Ph.D. (2002) Cornell University
Abstract: Our main interest is using a computer to rigorously study ε-pseudo orbits for polynomial diffeomorphisms of C2. Periodic ε-pseudo orbits form the ε-chain recurrent set, Rε. The intersection ∩ε > 0Rε is the chain recurrent set, R. This set is of fundamental importance in dynamical systems.
Due to the theoretical and practical difficulties involved in the study of C2, computers will presumably play a role in such efforts. Our aim is to use computers not only for inspiration, but to perform rigorous mathematical proofs.
In this dissertation, we develop a computer program, called Hypatia, which locates Rε, sorts points into components according to their ε-dynamics, and investigates the property of hyperbolicity on Rε. The output is either "yes", in which case the computation proves hyperbolicity, or "not for this ε", in which case information is provided on numerical or dynamical obstructions.
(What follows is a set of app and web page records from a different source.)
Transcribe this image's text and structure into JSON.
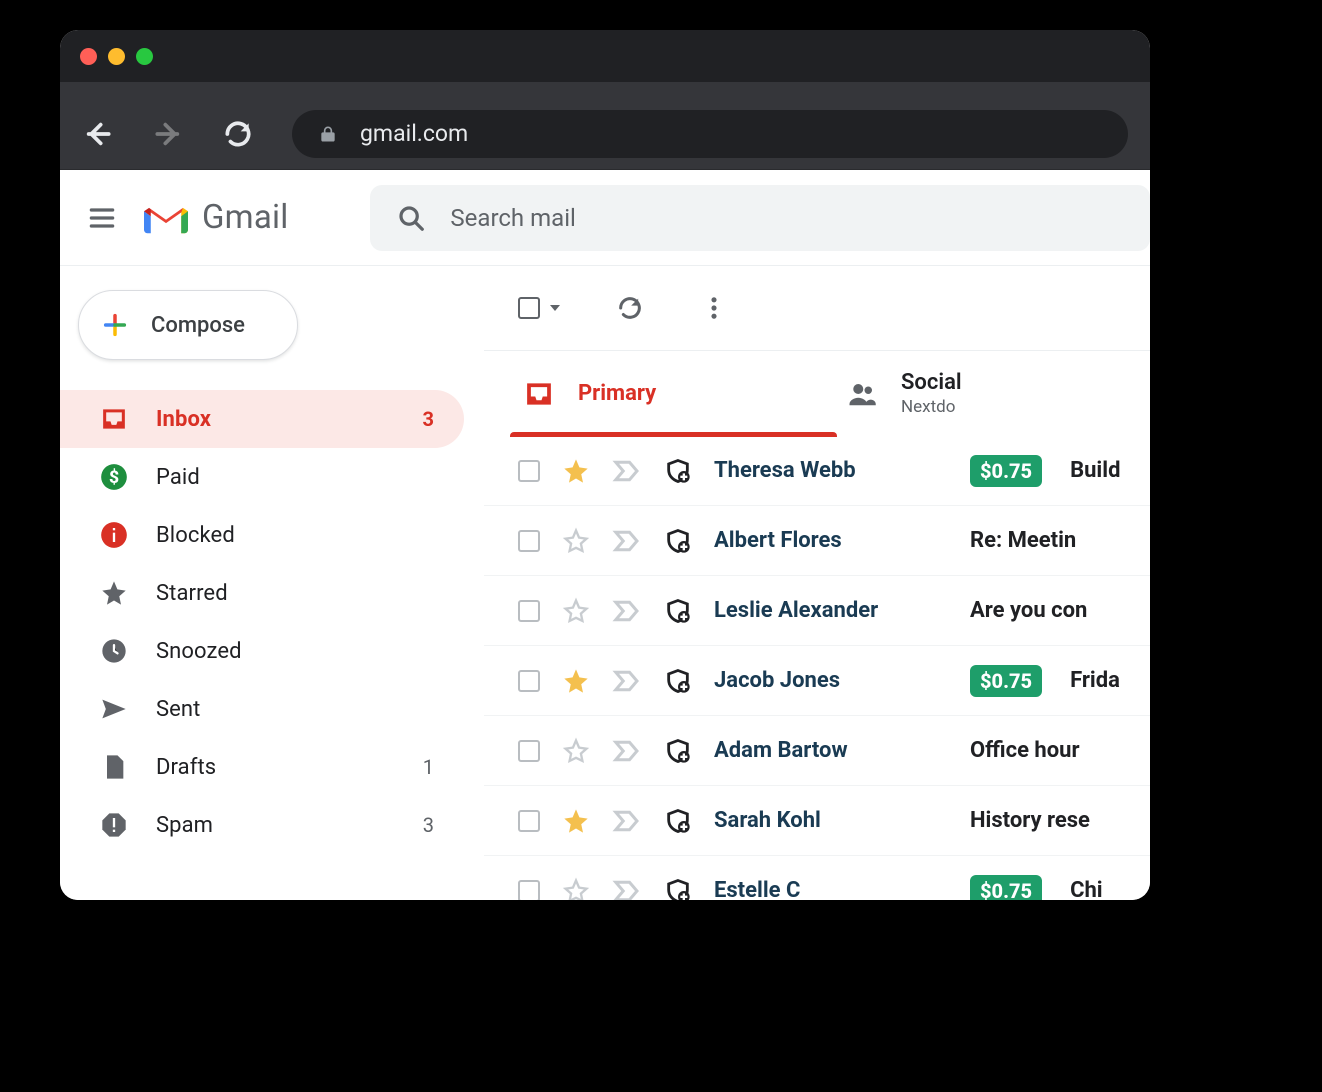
{
  "browser": {
    "url": "gmail.com"
  },
  "header": {
    "product": "Gmail",
    "search_placeholder": "Search mail"
  },
  "compose_label": "Compose",
  "sidebar": {
    "items": [
      {
        "id": "inbox",
        "label": "Inbox",
        "count": "3",
        "active": true
      },
      {
        "id": "paid",
        "label": "Paid",
        "count": ""
      },
      {
        "id": "blocked",
        "label": "Blocked",
        "count": ""
      },
      {
        "id": "starred",
        "label": "Starred",
        "count": ""
      },
      {
        "id": "snoozed",
        "label": "Snoozed",
        "count": ""
      },
      {
        "id": "sent",
        "label": "Sent",
        "count": ""
      },
      {
        "id": "drafts",
        "label": "Drafts",
        "count": "1"
      },
      {
        "id": "spam",
        "label": "Spam",
        "count": "3"
      }
    ]
  },
  "tabs": {
    "primary": {
      "label": "Primary"
    },
    "social": {
      "label": "Social",
      "sub": "Nextdo"
    }
  },
  "emails": [
    {
      "sender": "Theresa Webb",
      "starred": true,
      "price": "$0.75",
      "subject": "Build"
    },
    {
      "sender": "Albert Flores",
      "starred": false,
      "price": "",
      "subject": "Re: Meetin"
    },
    {
      "sender": "Leslie Alexander",
      "starred": false,
      "price": "",
      "subject": "Are you con"
    },
    {
      "sender": "Jacob Jones",
      "starred": true,
      "price": "$0.75",
      "subject": "Frida"
    },
    {
      "sender": "Adam Bartow",
      "starred": false,
      "price": "",
      "subject": "Office hour"
    },
    {
      "sender": "Sarah Kohl",
      "starred": true,
      "price": "",
      "subject": "History rese"
    },
    {
      "sender": "Estelle C",
      "starred": false,
      "price": "$0.75",
      "subject": "Chi"
    }
  ]
}
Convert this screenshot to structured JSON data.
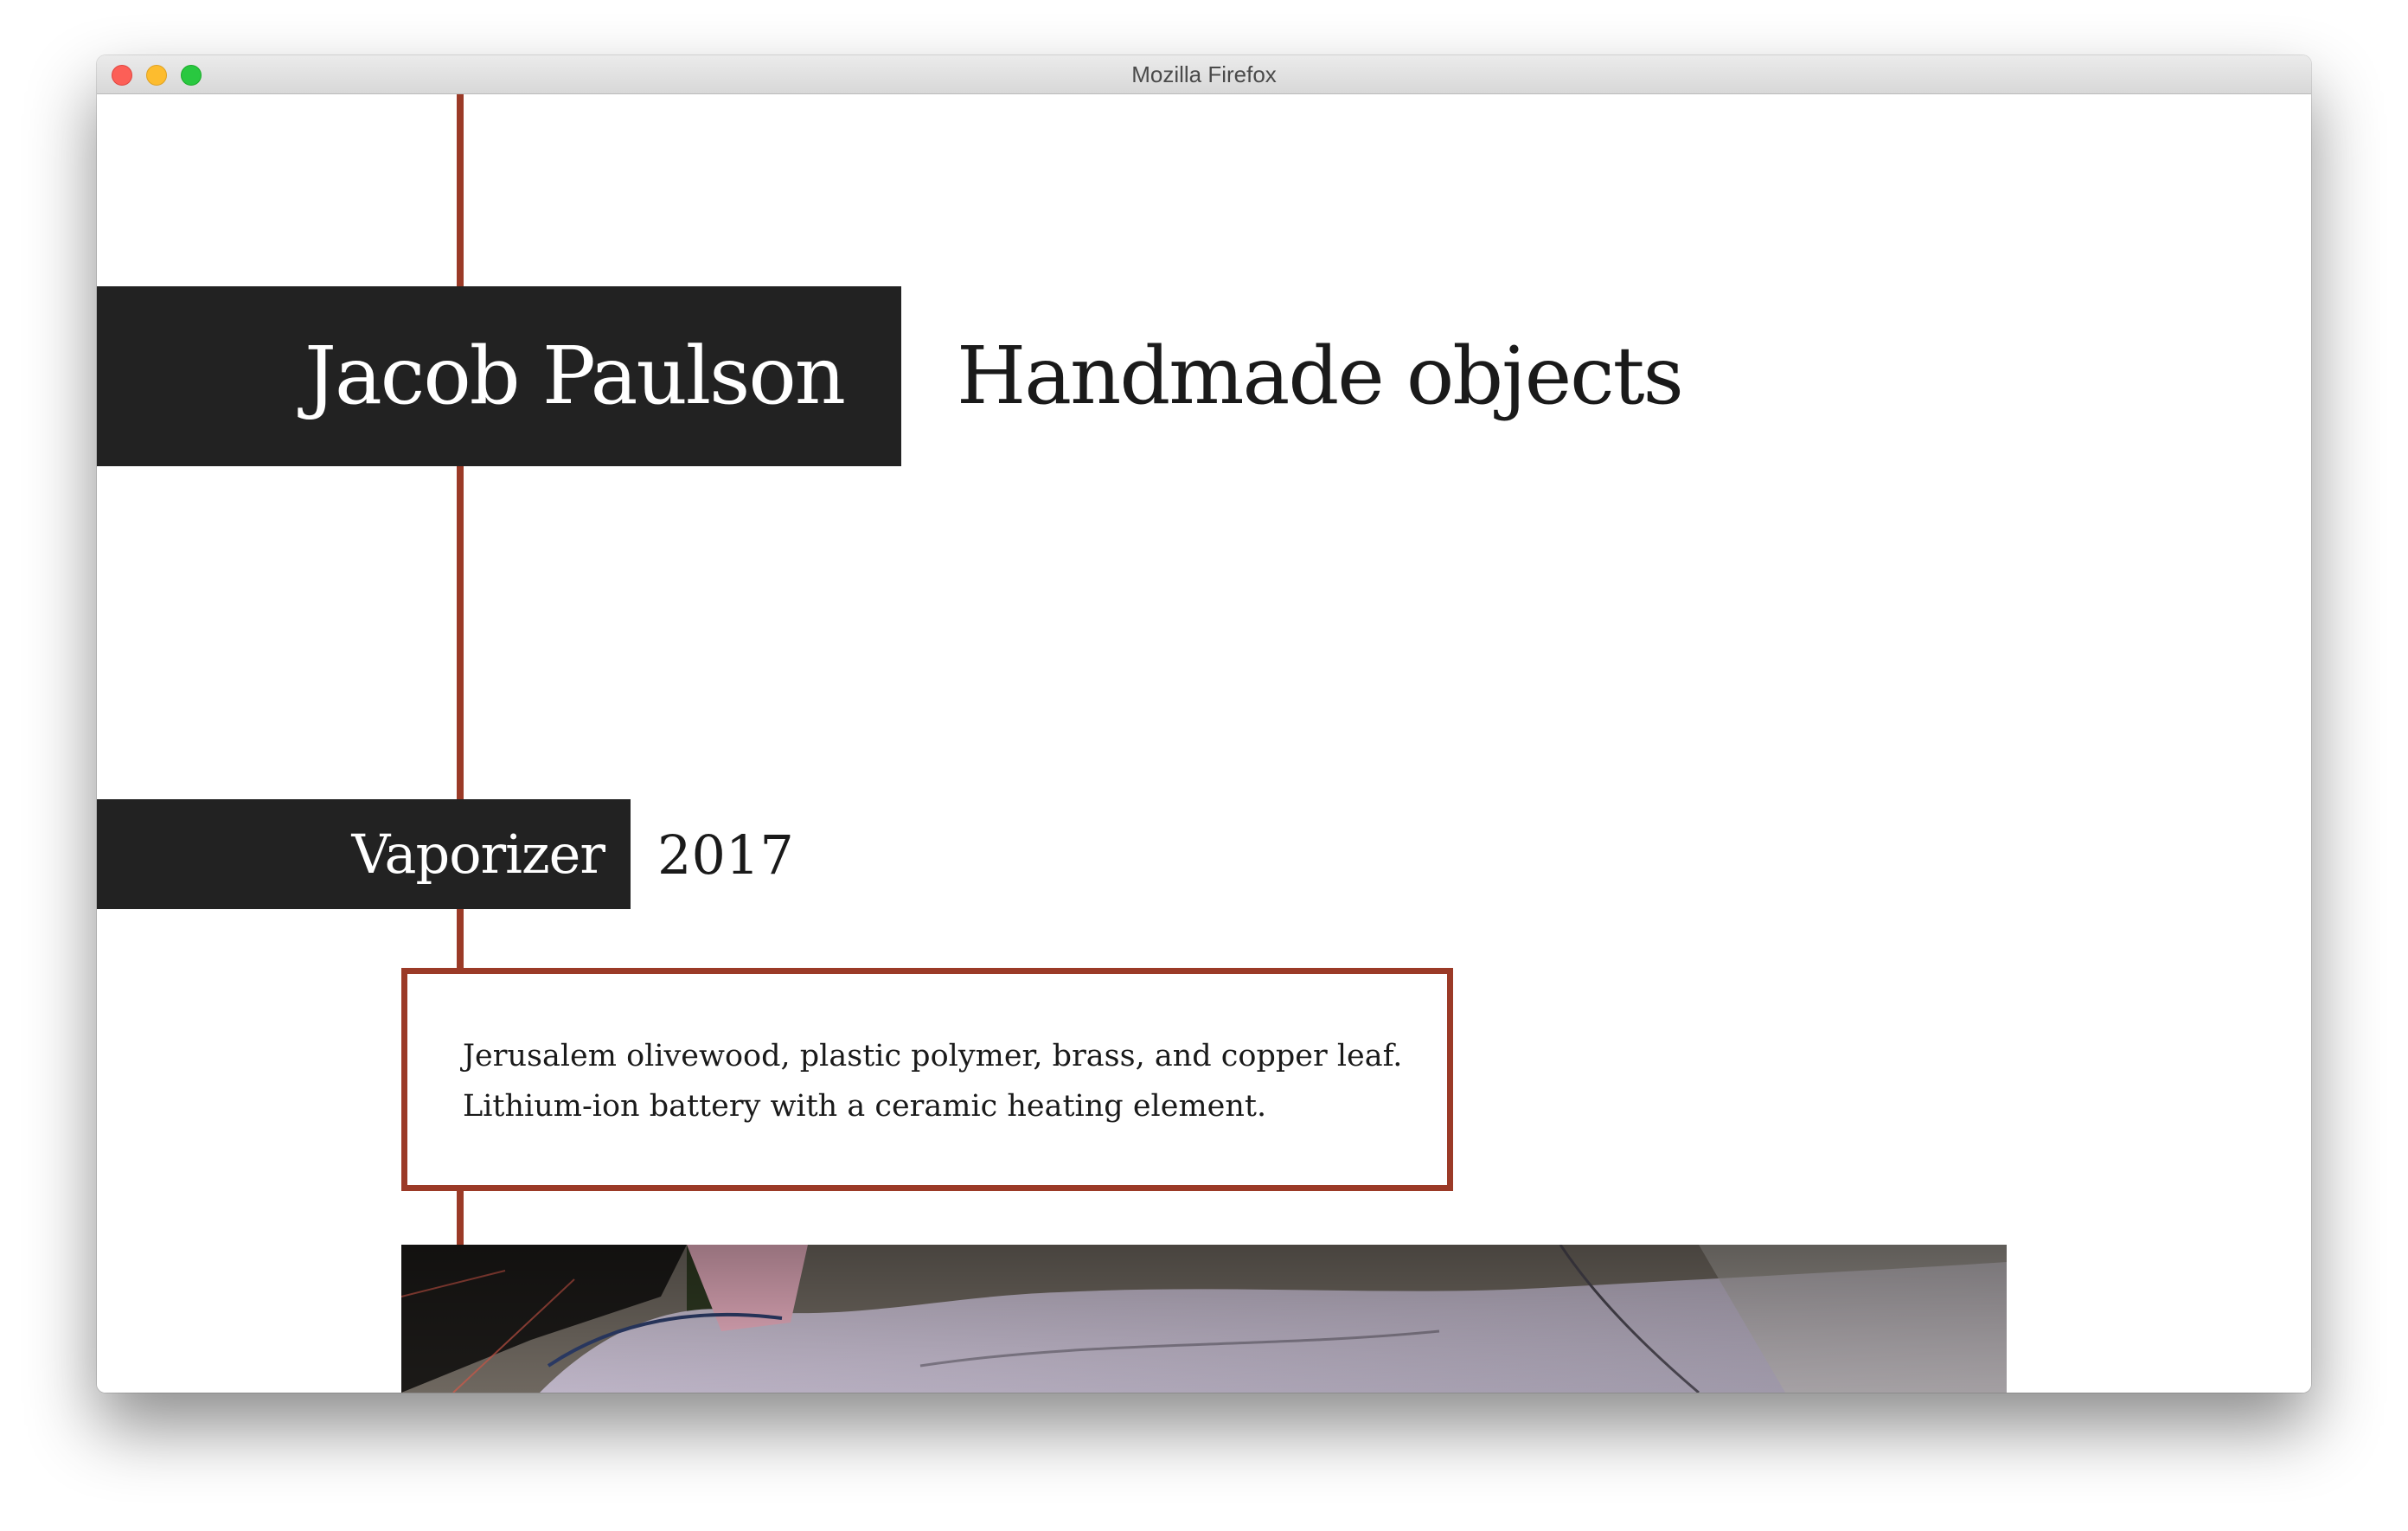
{
  "window": {
    "title": "Mozilla Firefox"
  },
  "header": {
    "name": "Jacob Paulson",
    "tagline": "Handmade objects"
  },
  "project": {
    "title": "Vaporizer",
    "year": "2017",
    "description": "Jerusalem olivewood, plastic polymer, brass, and copper leaf. Lithium-ion battery with a ceramic heating element."
  },
  "colors": {
    "accent": "#9b3a27",
    "block": "#222222",
    "text": "#1a1a1a",
    "background": "#ffffff"
  }
}
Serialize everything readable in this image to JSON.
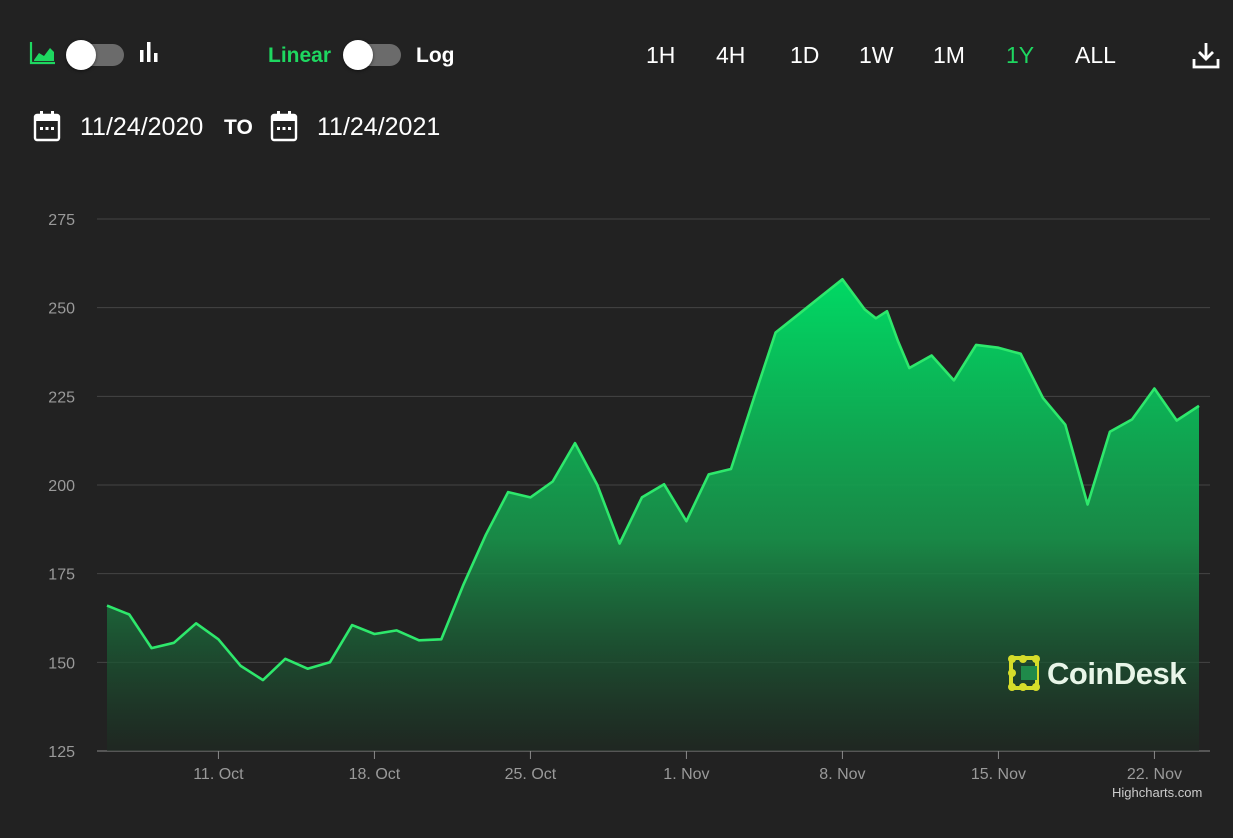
{
  "toolbar": {
    "chart_type_area_icon": "area-chart-icon",
    "chart_type_bar_icon": "bar-chart-icon",
    "scale_linear": "Linear",
    "scale_log": "Log",
    "ranges": [
      "1H",
      "4H",
      "1D",
      "1W",
      "1M",
      "1Y",
      "ALL"
    ],
    "active_range": "1Y",
    "download_icon": "download-icon"
  },
  "date_range": {
    "from": "11/24/2020",
    "separator": "TO",
    "to": "11/24/2021",
    "calendar_icon": "calendar-icon"
  },
  "colors": {
    "background": "#222222",
    "accent": "#1ed760",
    "line": "#2ee86c",
    "grid": "#444444",
    "axis_text": "#9a9a9a",
    "watermark_yellow": "#d6dc2a"
  },
  "watermark": {
    "text": "CoinDesk"
  },
  "credits": "Highcharts.com",
  "chart_data": {
    "type": "area",
    "title": "",
    "xlabel": "",
    "ylabel": "",
    "ylim": [
      125,
      275
    ],
    "yticks": [
      125,
      150,
      175,
      200,
      225,
      250,
      275
    ],
    "xlim": [
      "2021-10-06",
      "2021-11-24"
    ],
    "xticks": [
      {
        "date": "2021-10-11",
        "label": "11. Oct"
      },
      {
        "date": "2021-10-18",
        "label": "18. Oct"
      },
      {
        "date": "2021-10-25",
        "label": "25. Oct"
      },
      {
        "date": "2021-11-01",
        "label": "1. Nov"
      },
      {
        "date": "2021-11-08",
        "label": "8. Nov"
      },
      {
        "date": "2021-11-15",
        "label": "15. Nov"
      },
      {
        "date": "2021-11-22",
        "label": "22. Nov"
      }
    ],
    "grid": true,
    "legend": "none",
    "series": [
      {
        "points": [
          [
            "2021-10-06",
            166
          ],
          [
            "2021-10-07",
            163.5
          ],
          [
            "2021-10-08",
            154
          ],
          [
            "2021-10-09",
            155.5
          ],
          [
            "2021-10-10",
            161
          ],
          [
            "2021-10-11",
            156.5
          ],
          [
            "2021-10-12",
            149
          ],
          [
            "2021-10-13",
            145
          ],
          [
            "2021-10-14",
            151
          ],
          [
            "2021-10-15",
            148.2
          ],
          [
            "2021-10-16",
            150
          ],
          [
            "2021-10-17",
            160.5
          ],
          [
            "2021-10-18",
            158
          ],
          [
            "2021-10-19",
            159
          ],
          [
            "2021-10-20",
            156.2
          ],
          [
            "2021-10-21",
            156.5
          ],
          [
            "2021-10-22",
            172
          ],
          [
            "2021-10-23",
            186
          ],
          [
            "2021-10-24",
            198
          ],
          [
            "2021-10-25",
            196.5
          ],
          [
            "2021-10-26",
            201
          ],
          [
            "2021-10-27",
            211.8
          ],
          [
            "2021-10-28",
            200
          ],
          [
            "2021-10-29",
            183.5
          ],
          [
            "2021-10-30",
            196.5
          ],
          [
            "2021-10-31",
            200.2
          ],
          [
            "2021-11-01",
            189.8
          ],
          [
            "2021-11-02",
            203
          ],
          [
            "2021-11-03",
            204.5
          ],
          [
            "2021-11-04",
            224
          ],
          [
            "2021-11-05",
            243
          ],
          [
            "2021-11-06",
            248
          ],
          [
            "2021-11-07",
            253
          ],
          [
            "2021-11-08",
            258
          ],
          [
            "2021-11-09",
            249.5
          ],
          [
            "2021-11-09T12:00",
            247
          ],
          [
            "2021-11-10",
            249
          ],
          [
            "2021-11-10T12:00",
            240.5
          ],
          [
            "2021-11-11",
            233
          ],
          [
            "2021-11-12",
            236.5
          ],
          [
            "2021-11-13",
            229.5
          ],
          [
            "2021-11-14",
            239.5
          ],
          [
            "2021-11-15",
            238.7
          ],
          [
            "2021-11-16",
            237
          ],
          [
            "2021-11-17",
            224.5
          ],
          [
            "2021-11-18",
            217
          ],
          [
            "2021-11-19",
            194.5
          ],
          [
            "2021-11-20",
            215
          ],
          [
            "2021-11-21",
            218.5
          ],
          [
            "2021-11-22",
            227.2
          ],
          [
            "2021-11-23",
            218.2
          ],
          [
            "2021-11-24",
            222.3
          ]
        ]
      }
    ]
  }
}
A diffeomorphism f is hyperbolic on a set X if for each x there is a splitting of the tangent bundle of x into an unstable and a stable direction, with the unstable (stable) direction expanded by f (f--1). A diffeomorphism is hyperbolic if it is hyperbolic on its chain recurrent set.
Hyperbolicity is an interesting property for several reasons. Hyperbolic diffeomorphisms exhibit shadowing on R, i.e., ε-pseudo orbits are delta-close to true orbits. Thus they can be understood using combinatorial models. Shadowing also implies structural stablity, i.e., in a neighborhood in parameter space the behavior is constant. These properties make hyperbolic diffeomorphisms amenable to computer investigation via ε-pseudo orbits.
We first discuss Hypatia for polynomial maps of C. We then extend to polynomial diffeomorphisms of C2. In particular, we examine the class of Hénon diffeomorphisms, given byHa,c : (x, y) → ( x2 + c - ay, x).
This is a large class of diffeomorphisms which provide a good starting point for understanding polynomial diffeomorphisms of C2. However, basic questions about the complex Hénon family remain unanswered.
In this work, we describe some Hénon diffeomorphisms for which Hypatia verifies hyperbolicity, and the obstructions found in testing hyperbolicity of other examples.